Sandy's theory, based on something a slot attendant told her, also was that machines picked 10 cards at once and exposed the first five. But replacements came from the stack one at a time, as needed. "If you get rid of three," she insisted, "your new cards are the sixth, seventh, and eighth of the original set.
Randy was sure both of these were wrong. He'd heard someone on the bus saying machines pick five for starters, then get as many as needed for the draw -- one at a time -- when you ask for them.
They wanted me to tell who was right. Instead, I asked, "what difference does it make?" They all replied to the effect that the method determined the outcome. All else being equal, hands end up different each way. "Ah!" I realized. "You hoping for something that makes you win or lose. You're denying chance." I told them that, in honest games with cards picked at random from virtual decks that were perfectly mixed and arbitrarily cut before each round, the approaches are equivalent. And, if the games were rigged, any of these -- or lots of other -- means could be used.

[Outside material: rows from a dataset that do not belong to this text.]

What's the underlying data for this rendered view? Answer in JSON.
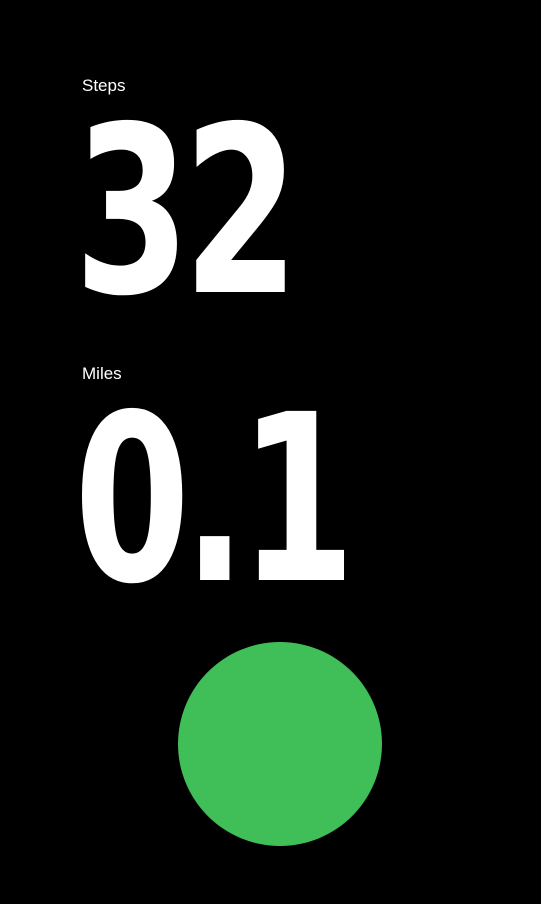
{
  "steps": {
    "label": "Steps",
    "value": "32"
  },
  "miles": {
    "label": "Miles",
    "value": "0.1"
  },
  "colors": {
    "background": "#000000",
    "text": "#ffffff",
    "action_circle": "#40bf58"
  }
}
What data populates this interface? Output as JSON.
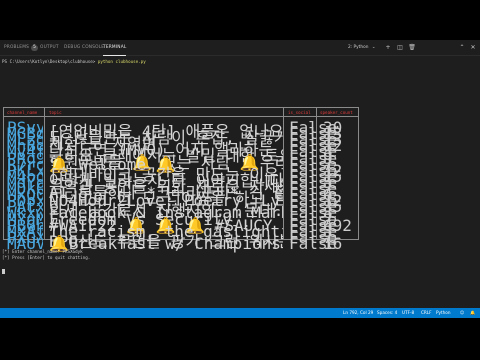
{
  "panel": {
    "tabs": [
      {
        "label": "PROBLEMS",
        "count": "5"
      },
      {
        "label": "OUTPUT",
        "count": ""
      },
      {
        "label": "DEBUG CONSOLE",
        "count": ""
      },
      {
        "label": "TERMINAL",
        "count": ""
      }
    ],
    "active_tab": "TERMINAL",
    "terminal_select": "2: Python",
    "icons": [
      "plus-icon",
      "split-icon",
      "trash-icon",
      "chevron-up-icon",
      "close-icon"
    ]
  },
  "terminal": {
    "prompt_line": {
      "prompt": "PS C:\\Users\\Kotlyn\\Desktop\\clubhouse>",
      "command": "python clubhouse.py"
    },
    "table": {
      "headers": [
        "channel_name",
        "topic",
        "is_social",
        "speaker_count"
      ],
      "rows": [
        {
          "name": "PSvyzkbn",
          "topic": "[영업비밀을 4탄] 애플은 없나요. 자목은주국로 M.정관 시연다",
          "social": "False",
          "count": "30"
        },
        {
          "name": "MGBdcXda",
          "topic": "되 많을만는 사람이 혼잡, 잘끓기 3편",
          "social": "False",
          "count": "13"
        },
        {
          "name": "MLzd7ErK",
          "topic": "체험 노 지역변",
          "social": "False",
          "count": "13"
        },
        {
          "name": "MnBqtYwx",
          "topic": "다전도연 (MVO) 어지 앨라하는 사람들은 수다방",
          "social": "False",
          "count": "12"
        },
        {
          "name": "Mv4fm40k",
          "topic": "근리오 클래에서는 발밑 대한 토요",
          "social": "False",
          "count": "8"
        },
        {
          "name": "PRq9nrUX",
          "topic": "학원무방들 🔔 있는 사람 🔔우리무방 규칙 동일 🔔친두와 섬지 기프티콘",
          "social": "False",
          "count": "9"
        },
        {
          "name": "R7roRMS3",
          "topic": "🔔 Welcome 🔔",
          "social": "False",
          "count": "7"
        },
        {
          "name": "PKLx5xsJ",
          "topic": "[현대바이크 공간을 만드는 이유]현대자인 출지하자에게 물어요:)",
          "social": "False",
          "count": "12"
        },
        {
          "name": "M4bdsKBE",
          "topic": "어떻게 밀랴는지 다 이야기합니다 🔔🔔 [정년다] 친척은 좋을듯",
          "social": "False",
          "count": "15"
        },
        {
          "name": "MdYqQYKk",
          "topic": "음악과 공연을 위한 새로운 자세와 꿈이 펼쳐를 거쳐친",
          "social": "False",
          "count": "5"
        },
        {
          "name": "MDkCmDlW",
          "topic": "AI 투툼하나 *크러리프피* 긴 철 변디 (~ 633 00:00)",
          "social": "False",
          "count": "7"
        },
        {
          "name": "MxQ0UeGM",
          "topic": "미덕없이 더 모 디이찜을 하고 탐장이요",
          "social": "False",
          "count": "6"
        },
        {
          "name": "PDpxKMWA",
          "topic": "NO4Hour2Love: Poetry, Lyrics & You",
          "social": "False",
          "count": "12"
        },
        {
          "name": "PAtxnDNH",
          "topic": "와세 공간로서 진행지의...문대...",
          "social": "False",
          "count": "35"
        },
        {
          "name": "Wkxw4V8",
          "topic": "Facebook & Instagram Marketing SECRETS 🔥💸🤑🤑",
          "social": "False",
          "count": "8"
        },
        {
          "name": "MYgMnEVy",
          "topic": "Freedom Vs Security",
          "social": "False",
          "count": "7"
        },
        {
          "name": "PBGhG84M",
          "topic": "#WAIF22 🔔 🔔 🔔 #SAUCY 🔔 AAAGEXXXX 🔔 ThankYou 🔔 AAXXXX",
          "social": "False",
          "count": "692"
        },
        {
          "name": "MXAfCUg",
          "topic": "The racism, the gaslighting, the foolishness in that room?",
          "social": "False",
          "count": "5"
        },
        {
          "name": "PXGXKCNF",
          "topic": "BPO산도 무언을 팡가 그런 워사는 것을 모두 모두 합쳐봐요...",
          "social": "False",
          "count": "7"
        },
        {
          "name": "MAUVR4MQ",
          "topic": "🔔Breakfast w/ Champions 🔔The Millionaire Breakfast Club",
          "social": "False",
          "count": "16"
        }
      ]
    },
    "after_lines": [
      "[*] Enter channel_name: PKSXGdyk",
      "[*] Press [Enter] to quit chatting."
    ]
  },
  "statusbar": {
    "position": "Ln 792, Col 29",
    "spaces": "Spaces: 4",
    "encoding": "UTF-8",
    "eol": "CRLF",
    "language": "Python"
  }
}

"The key," I went on, "is that these methods -- and alternates you could devise -- all offer the same chance." I posited getting 2-H, 3-H, 6-C, 8-H, 10-H in a jacks-or-better game. Anybody would hold the four hearts and try for the flush. "You can find the chance of making the hand without knowing how the replacement for the six of clubs was picked," I contended.
"A full deck has 52 cards, and five have been removed so 47 are left," I continued. "There are 13 hearts, but you already have four so nine are left. This means the chance that the replacement for the six of clubs will be a heart is nine out of 47." A little long division on a napkin showed 9/47 to be just over 19 percent.

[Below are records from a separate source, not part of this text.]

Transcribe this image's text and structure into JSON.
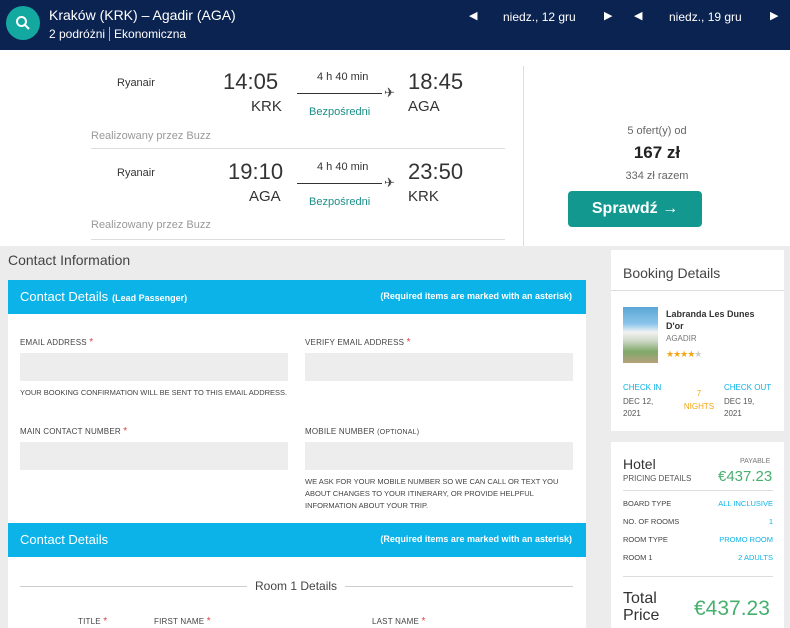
{
  "search": {
    "route": "Kraków (KRK) – Agadir (AGA)",
    "passengers": "2 podróżni",
    "cabin": "Ekonomiczna",
    "depart_date": "niedz., 12 gru",
    "return_date": "niedz., 19 gru"
  },
  "flights": [
    {
      "airline": "Ryanair",
      "dep_time": "14:05",
      "dep_code": "KRK",
      "duration": "4 h 40 min",
      "stops": "Bezpośredni",
      "arr_time": "18:45",
      "arr_code": "AGA",
      "operated_by": "Realizowany przez Buzz"
    },
    {
      "airline": "Ryanair",
      "dep_time": "19:10",
      "dep_code": "AGA",
      "duration": "4 h 40 min",
      "stops": "Bezpośredni",
      "arr_time": "23:50",
      "arr_code": "KRK",
      "operated_by": "Realizowany przez Buzz"
    }
  ],
  "offer": {
    "offers_count": "5 ofert(y) od",
    "price": "167 zł",
    "total": "334 zł razem",
    "button": "Sprawdź →"
  },
  "contact": {
    "section_title": "Contact Information",
    "bar1_title": "Contact Details",
    "bar1_sub": "(Lead Passenger)",
    "required_note": "(Required items are marked with an asterisk)",
    "email_label": "EMAIL ADDRESS",
    "verify_label": "VERIFY EMAIL ADDRESS",
    "email_note": "YOUR BOOKING CONFIRMATION WILL BE SENT TO THIS EMAIL ADDRESS.",
    "main_number_label": "MAIN CONTACT NUMBER",
    "mobile_label": "MOBILE NUMBER",
    "mobile_optional": "(OPTIONAL)",
    "mobile_note": "WE ASK FOR YOUR MOBILE NUMBER SO WE CAN CALL OR TEXT YOU ABOUT CHANGES TO YOUR ITINERARY, OR PROVIDE HELPFUL INFORMATION ABOUT YOUR TRIP.",
    "asterisk": "*",
    "bar2_title": "Contact Details",
    "room_title": "Room 1 Details",
    "title_label": "TITLE",
    "first_name_label": "FIRST NAME",
    "last_name_label": "LAST NAME"
  },
  "booking": {
    "title": "Booking Details",
    "hotel_name": "Labranda Les Dunes D'or",
    "hotel_city": "AGADIR",
    "stars_on": "★★★★",
    "stars_off": "★",
    "check_in_label": "CHECK IN",
    "check_in_date": "DEC 12, 2021",
    "nights_count": "7",
    "nights_label": "NIGHTS",
    "check_out_label": "CHECK OUT",
    "check_out_date": "DEC 19, 2021"
  },
  "pricing": {
    "hotel": "Hotel",
    "payable": "PAYABLE",
    "pricing_details": "PRICING DETAILS",
    "price": "€437.23",
    "rows": [
      {
        "label": "BOARD TYPE",
        "value": "ALL INCLUSIVE"
      },
      {
        "label": "NO. OF ROOMS",
        "value": "1"
      },
      {
        "label": "ROOM TYPE",
        "value": "PROMO ROOM"
      },
      {
        "label": "ROOM 1",
        "value": "2 ADULTS"
      }
    ],
    "total_label": "Total Price",
    "total_price": "€437.23"
  },
  "colors": {
    "navy": "#0b2350",
    "teal": "#13988f",
    "cyan": "#0cb3e8",
    "green": "#47b06f"
  }
}
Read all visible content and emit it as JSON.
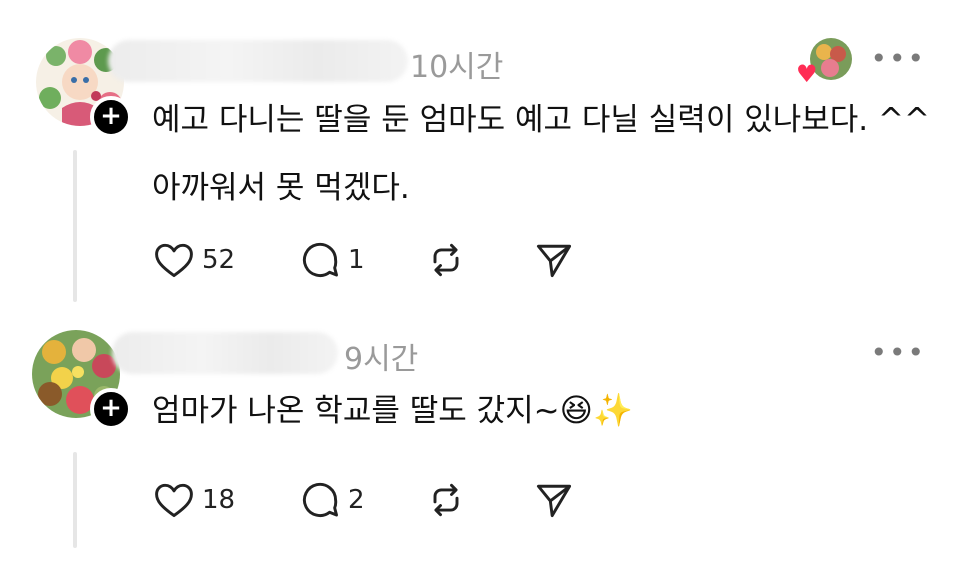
{
  "posts": [
    {
      "time": "10시간",
      "text": "예고 다니는 딸을 둔 엄마도 예고 다닐 실력이 있나보다. ^^\n아까워서 못 먹겠다.",
      "likes": "52",
      "replies": "1",
      "reactor_heart": "♥"
    },
    {
      "time": "9시간",
      "text": "엄마가 나온 학교를 딸도 갔지~",
      "emoji": "😆✨",
      "likes": "18",
      "replies": "2"
    }
  ],
  "icons": {
    "more": "•••",
    "follow": "+"
  },
  "colors": {
    "heart_accent": "#ff2d55",
    "muted_text": "#9a9a9a",
    "thread_line": "#e6e6e6"
  }
}
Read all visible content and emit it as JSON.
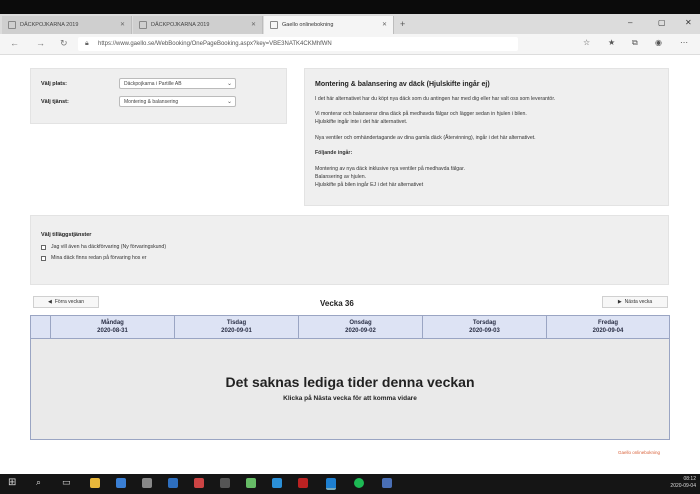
{
  "browser": {
    "tabs": [
      {
        "label": "DÄCKPOJKARNA 2019",
        "active": false
      },
      {
        "label": "DÄCKPOJKARNA 2019",
        "active": false
      },
      {
        "label": "Gaello onlinebokning",
        "active": true
      }
    ],
    "url": "https://www.gaello.se/WebBooking/OnePageBooking.aspx?key=VBE3NATK4CKMhfWN"
  },
  "booking": {
    "location_label": "Välj plats:",
    "location_value": "Däckpojkarna i Partille AB",
    "service_label": "Välj tjänst:",
    "service_value": "Montering & balansering"
  },
  "info": {
    "title": "Montering & balansering av däck (Hjulskifte ingår ej)",
    "para1": "I det här alternativet har du köpt nya däck som du antingen har med dig eller har valt oss som leverantör.",
    "para2": "Vi monterar och balanserar dina däck på medhavda fälgar och lägger sedan in hjulen i bilen.",
    "para3": "Hjulskifte ingår inte i det här alternativet.",
    "para4": "Nya ventiler och omhändertagande av dina gamla däck (Återvinning), ingår i det här alternativet.",
    "included_title": "Följande ingår:",
    "inc1": "Montering av nya däck inklusive nya ventiler på medhavda fälgar.",
    "inc2": "Balansering av hjulen.",
    "inc3": "Hjulskifte på bilen ingår EJ i det här alternativet"
  },
  "addons": {
    "title": "Välj tilläggstjänster",
    "opt1": "Jag vill även ha däckförvaring (Ny förvaringskund)",
    "opt2": "Mina däck finns redan på förvaring hos er"
  },
  "week": {
    "prev_label": "Förra veckan",
    "title": "Vecka 36",
    "next_label": "Nästa vecka",
    "days": [
      {
        "name": "Måndag",
        "date": "2020-08-31"
      },
      {
        "name": "Tisdag",
        "date": "2020-09-01"
      },
      {
        "name": "Onsdag",
        "date": "2020-09-02"
      },
      {
        "name": "Torsdag",
        "date": "2020-09-03"
      },
      {
        "name": "Fredag",
        "date": "2020-09-04"
      }
    ],
    "empty_title": "Det saknas lediga tider denna veckan",
    "empty_sub": "Klicka på Nästa vecka för att komma vidare"
  },
  "footer": {
    "link": "Gaello onlinebokning"
  },
  "taskbar": {
    "time": "08:12",
    "date": "2020-09-04"
  },
  "colors": {
    "panel_bg": "#efefef",
    "grid_header": "#dde3f4",
    "accent_link": "#d9623a"
  }
}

"Yes, but..." the trio chimed in unison, "you would have gotten a different card with each of our methods." This was true, I admitted. "But the actual card you draw is where luck rears its head. What drives the game isn't the hand you get, it's the chance of various consequences when you act."
I proposed they run an experiment at home to convince themselves. You can do it too. Draw three columns -- A, B, and C -- on a sheet of paper. Shuffle a deck and deal five cards face-up. Put five more cards above them, face-down. Now play, trying all three ways of drawing to replace discards.
First, flip the corresponding face-down card or cards and write the value of the final hand in column A. Second, dump the first draw and substitute as many cards as needed from the top of the deck, marking the value of the result in column B. Third, ditch this draw and take replacements from anywhere you want in the deck, noting the value of the outcome in column C. Put a star in the column with the highest poker value.
Shuffle and repeat the game. You'll get different ultimate hands on each round for A, B, and C. But it won't take long to see that the stars are scattered around, one method being as good as the next. Which confirms the caveat of the poet, Sumner A Ingmark:
Understand what you can't control.